● **Work item**: Copy the listing that follows exactly. Its pictures do not belong in the copy.

——————

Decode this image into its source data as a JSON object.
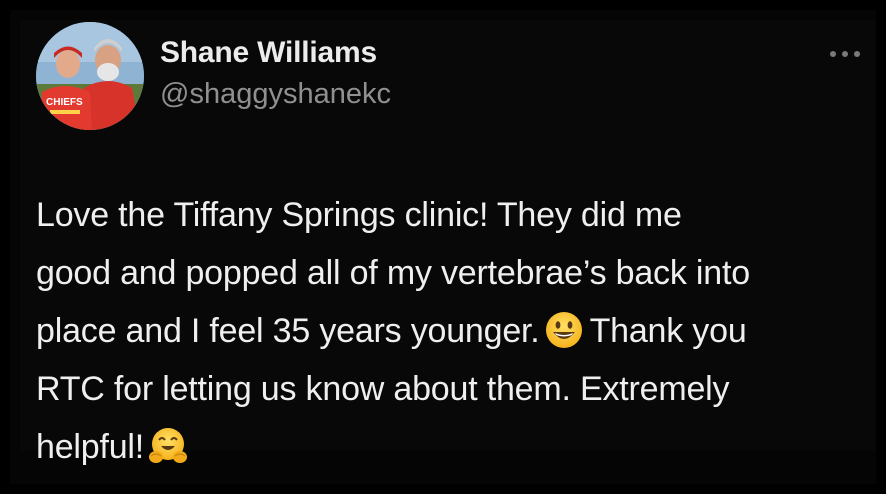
{
  "tweet": {
    "author": {
      "name": "Shane Williams",
      "handle": "@shaggyshanekc",
      "avatar_icon": "profile-photo-two-people-chiefs-shirt"
    },
    "more_icon": "more-horizontal-icon",
    "text_lines": [
      "Love the Tiffany Springs clinic! They did me",
      "good and popped all of my vertebrae’s back into",
      "place and I feel 35 years younger.",
      "Thank you",
      "RTC for letting us know about them. Extremely",
      "helpful!"
    ],
    "emojis": [
      {
        "name": "grinning-face-emoji",
        "after_line": 3
      },
      {
        "name": "hugging-face-emoji",
        "after_line": 6
      }
    ],
    "colors": {
      "background": "#000000",
      "name": "#ececec",
      "handle": "#909090",
      "text": "#efefef",
      "accent_red": "#d8332a"
    }
  }
}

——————

● **Written answer**:
Decode this image into its source data as a JSON object.
{
  "tweet": {
    "author": {
      "name": "Shane Williams",
      "handle": "@shaggyshanekc",
      "avatar_icon": "profile-photo-two-people-chiefs-shirt"
    },
    "more_icon": "more-horizontal-icon",
    "text_lines": [
      "Love the Tiffany Springs clinic! They did me",
      "good and popped all of my vertebrae’s back into",
      "place and I feel 35 years younger.",
      "Thank you",
      "RTC for letting us know about them. Extremely",
      "helpful!"
    ],
    "emojis": [
      {
        "name": "grinning-face-emoji",
        "after_line": 3
      },
      {
        "name": "hugging-face-emoji",
        "after_line": 6
      }
    ],
    "colors": {
      "background": "#000000",
      "name": "#ececec",
      "handle": "#909090",
      "text": "#efefef",
      "accent_red": "#d8332a"
    }
  }
}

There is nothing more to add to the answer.